#### [EXERCISE]
Leaving the images out, output each entry below exactly.

#### [DATA SECTION]

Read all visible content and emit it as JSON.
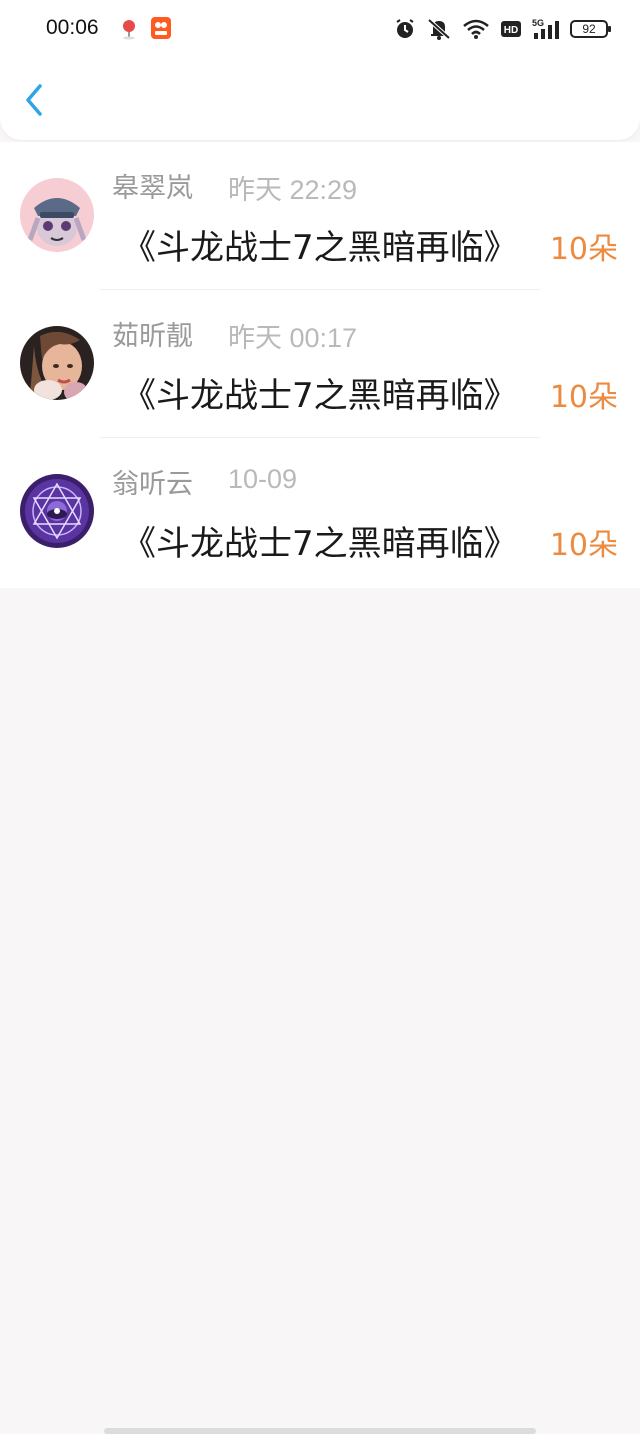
{
  "status_bar": {
    "time": "00:06",
    "battery": "92",
    "network": "5G",
    "hd_label": "HD",
    "icons": [
      "location-pin-icon",
      "app-notification-icon",
      "alarm-icon",
      "bell-muted-icon",
      "wifi-icon",
      "hd-icon",
      "signal-5g-icon",
      "battery-icon"
    ]
  },
  "header": {
    "back_icon": "chevron-left-icon",
    "accent_color": "#2fa4e7"
  },
  "colors": {
    "gift_count": "#ec8a3f",
    "name": "#9a9a9a",
    "timestamp": "#b9b9b9"
  },
  "items": [
    {
      "name": "皋翠岚",
      "time": "昨天 22:29",
      "title": "《斗龙战士7之黑暗再临》",
      "gift": "10朵"
    },
    {
      "name": "茹昕靓",
      "time": "昨天 00:17",
      "title": "《斗龙战士7之黑暗再临》",
      "gift": "10朵"
    },
    {
      "name": "翁听云",
      "time": "10-09",
      "title": "《斗龙战士7之黑暗再临》",
      "gift": "10朵"
    }
  ]
}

#### [ANSWER BOX]
Read all visible content and emit it as JSON.
{
  "status_bar": {
    "time": "00:06",
    "battery": "92",
    "network": "5G",
    "hd_label": "HD",
    "icons": [
      "location-pin-icon",
      "app-notification-icon",
      "alarm-icon",
      "bell-muted-icon",
      "wifi-icon",
      "hd-icon",
      "signal-5g-icon",
      "battery-icon"
    ]
  },
  "header": {
    "back_icon": "chevron-left-icon",
    "accent_color": "#2fa4e7"
  },
  "colors": {
    "gift_count": "#ec8a3f",
    "name": "#9a9a9a",
    "timestamp": "#b9b9b9"
  },
  "items": [
    {
      "name": "皋翠岚",
      "time": "昨天 22:29",
      "title": "《斗龙战士7之黑暗再临》",
      "gift": "10朵"
    },
    {
      "name": "茹昕靓",
      "time": "昨天 00:17",
      "title": "《斗龙战士7之黑暗再临》",
      "gift": "10朵"
    },
    {
      "name": "翁听云",
      "time": "10-09",
      "title": "《斗龙战士7之黑暗再临》",
      "gift": "10朵"
    }
  ]
}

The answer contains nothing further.